Fall is officially upon us.
The days are getting shorter, the leaves are beginning to turn, and coffee shops have begun to churn out their much-anticipated pumpkin-flavored drinks by the bucketful.
But there’s more to this seasonal shift than the traditions of children returning to school and the start of football season.
Underneath the surface of datebooks filled with holiday schedules and appointments, runs a deeper current of meaning and emotion that’s unique to each individual person.
It is this nearly-imperceptible undercurrent that’s responsible for giving a young child fits of excitement when they walk outside and smell snow in the air, or for pricking your eyes with tears as you attempt to emulate your grandmother’s legendary stuffing recipe on the first Thanksgiving after her passing.
Psychiatrist John Sharp, M.D., Harvard medical professor and author of “The Emotional Calendar: Understanding Seasonal Influences and Milestones to Become Happier, More Fulfilled and in Control of Your Life,” has a name for this connection between season and sentiment—the “emotional calendar.”
Exploring the bond between emotions and events
Everyone has their own emotional calendar that influences how they feel about and approach certain times of the year.
How a person anticipates and interprets seasons and the important events they contain is based on how their life experiences sync up with important events.

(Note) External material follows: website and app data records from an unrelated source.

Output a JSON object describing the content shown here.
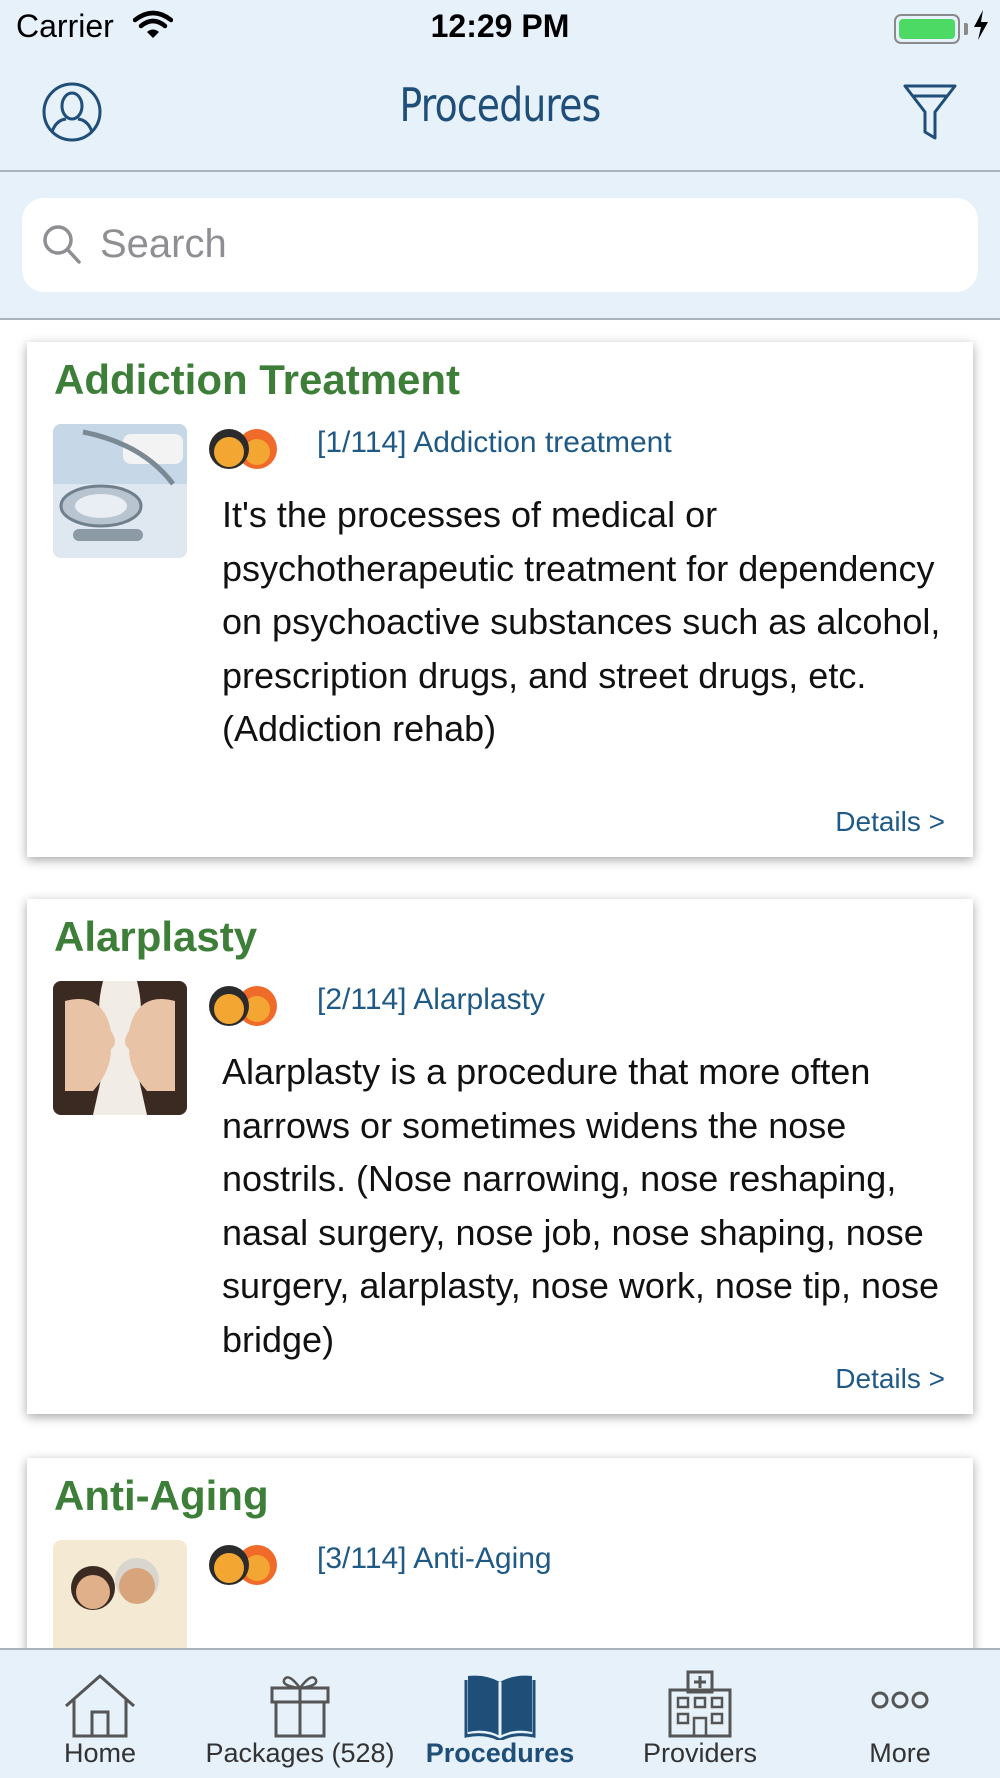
{
  "status_bar": {
    "carrier": "Carrier",
    "time": "12:29 PM"
  },
  "header": {
    "title": "Procedures"
  },
  "search": {
    "placeholder": "Search",
    "value": ""
  },
  "colors": {
    "accent": "#1f4e79",
    "title_green": "#3d7f39",
    "link_blue": "#1f5a87",
    "header_bg": "#e6f1fa"
  },
  "procedures": [
    {
      "title": "Addiction Treatment",
      "tag": "[1/114] Addiction treatment",
      "description": "It's the processes of medical or psychotherapeutic treatment for dependency on psychoactive substances such as alcohol, prescription drugs, and street drugs, etc. (Addiction rehab)",
      "details": "Details >",
      "thumb_icon": "stethoscope-image"
    },
    {
      "title": "Alarplasty",
      "tag": "[2/114] Alarplasty",
      "description": "Alarplasty is a procedure that more often narrows or sometimes widens the nose nostrils. (Nose narrowing, nose reshaping, nasal surgery, nose job, nose shaping, nose surgery, alarplasty, nose work, nose tip, nose bridge)",
      "details": "Details >",
      "thumb_icon": "faces-profile-image"
    },
    {
      "title": "Anti-Aging",
      "tag": "[3/114] Anti-Aging",
      "thumb_icon": "elderly-couple-image"
    }
  ],
  "tabs": [
    {
      "label": "Home",
      "icon": "home-icon"
    },
    {
      "label": "Packages (528)",
      "icon": "gift-icon"
    },
    {
      "label": "Procedures",
      "icon": "book-icon",
      "active": true
    },
    {
      "label": "Providers",
      "icon": "hospital-icon"
    },
    {
      "label": "More",
      "icon": "more-icon"
    }
  ]
}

Sharp says how a person feels depends on their individual experiences with a particular season or date.
For example, if your child was born on a snowy night, then you may look forward to the first snowfall of the season with the same feelings of happiness that you felt when you welcomed your son or daughter into the world. Conversely, if your holidays are typically packed with stress-filled family gatherings, you may feel the urge to run for the hills as soon as the first few bars of “Jingle Bells,” begin to play in the stores.
The idea that there’s a connection between certain times of the year and a person’s emotional state may seem like a no-brainer. The power of the emotional calendar concept lies in its ability to draw awareness to these often overlooked connections.
The concept of the emotional calendar shouldn’t be confused with seasonal affective disorder (SAD)—a form of depression that typically strikes people during the winter months.
According to the National Institutes of Health, people suffering from this disorder typically find that certain times of the year provoke symptoms of fatigue, social withdrawal, loss of happiness and hopelessness.